After three decades of increases, adult obesity rates have leveled off in every state except one – Arkansas – in the past year.
Thirteen states now have adult obesity rates above 30 percent, 41 states have rates of at least 25 percent, and every state is above 20 percent, according to the report. In 1980, no state was above 15 percent; in 1991, no state was above 20 percent; in 2000, no state was above 25 percent; and, in 2007, only Mississippi was above 30 percent.
Screening for all
In 2012, the United States Preventive Services Task Force recommended screening all adults for obesity.
The Task Force said that weight-loss outcomes improved when interventions involved more sessions.
Adult obesity: Some improvement seen
After three decades of increases, adult obesity rates remained level in every state except for one, Arkansas, in the past year, according to F as in Fat: How Obesity Threatens America’s Future 2013, a report released in August by the Trust for America’s Health and the Robert Wood Johnson Foundation.
Key findings from the report include:

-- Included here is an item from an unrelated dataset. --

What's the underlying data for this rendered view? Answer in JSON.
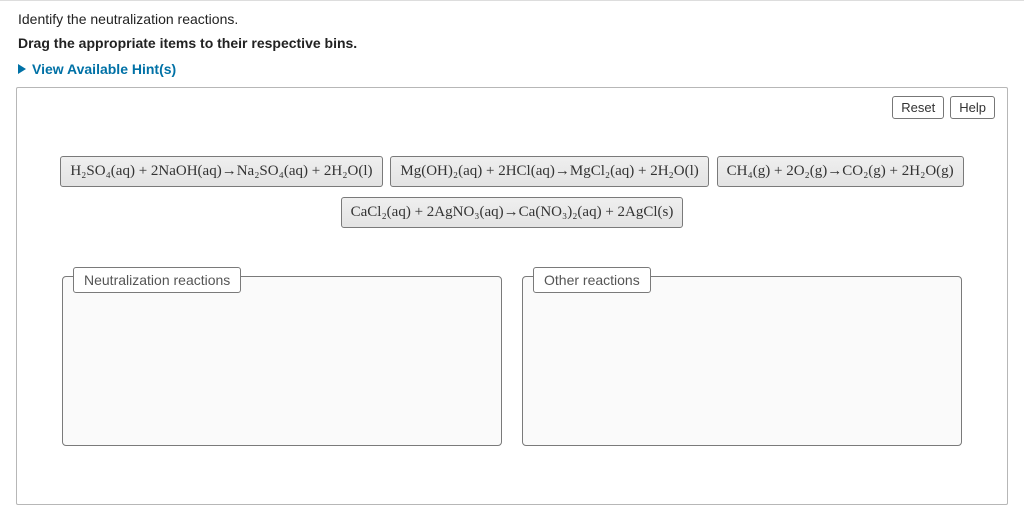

- Rates vary by region. Of the states with the 20 highest adult obesity rates, only Pennsylvania is not in the South or Midwest. For the first time in eight years, Mississippi no longer has the highest rate; Louisiana, at 34.7 percent, is the highest, followed closely by Mississippi at 34.6 percent. Colorado had the lowest rate at 20.5 percent.
- Rates vary by age. Obesity rates for Baby Boomers (45-to 64-year-olds) have reached 40 percent in two states (Alabama and Louisiana) and are 30 percent or higher in 41 states. By comparison, obesity rates for seniors (65+ years old) exceed 30 percent in only one state (Louisiana). Obesity rates for young adults (18-to 25-year-olds) are below 28 percent in every state.
- Rates by gender are now consistent. Ten years ago, there was nearly a 6-percentage point difference between rates for men and women (men 27.5 percent, women 33.4 percent). Today, rates are nearly the same (men 35.8 percent, women 35.5 percent). Men’s obesity rates have been climbing faster than women’s for this last decade.
- Rates of “extreme” obesity have grown dramatically. Rates of adult Americans with a body mass index (BMI) of 40 or higher have grown in the past 30 years from 1.4 percent to 6.3 percent – a 350 percent increase. Among children and teens (2-to 19-year-olds), more than 5.1 percent of males and 4.7 percent of females are now severely obese.
- Rates vary by education. More than 35 percent of adults aged 26 and older who did not graduate high school are obese, compared with 21.3 percent of those who graduated from college or technical college.
- Rates vary by income. More than 31 percent of adults aged 18 and older who earn less than $25,000 per year were obese, compared with 25.4 percent of those who earn at least $50,000 per year.
The report includes a set of strategies that have improved health – but its authors stress that they are not yet implemented or funded at a level to reduce obesity trends significantly. Some key recommendations from the report regarding strategies that should be taken to scale include:
- All food in schools must be healthy.
- Kids and adults should have access to more opportunities to be physically active on a regular basis.
- Restaurants should post calorie information on menus.
- Food and beverage companies should market only their healthiest products to children.
- The country should invest more in preventing disease to save money on treating it.
- America’s transportation plans should encourage walking and biking.
- Everyone should be able to purchase healthy, affordable foods close to home.
To review F as in Fat: How Obesity Threatens America’s Future 2013, go to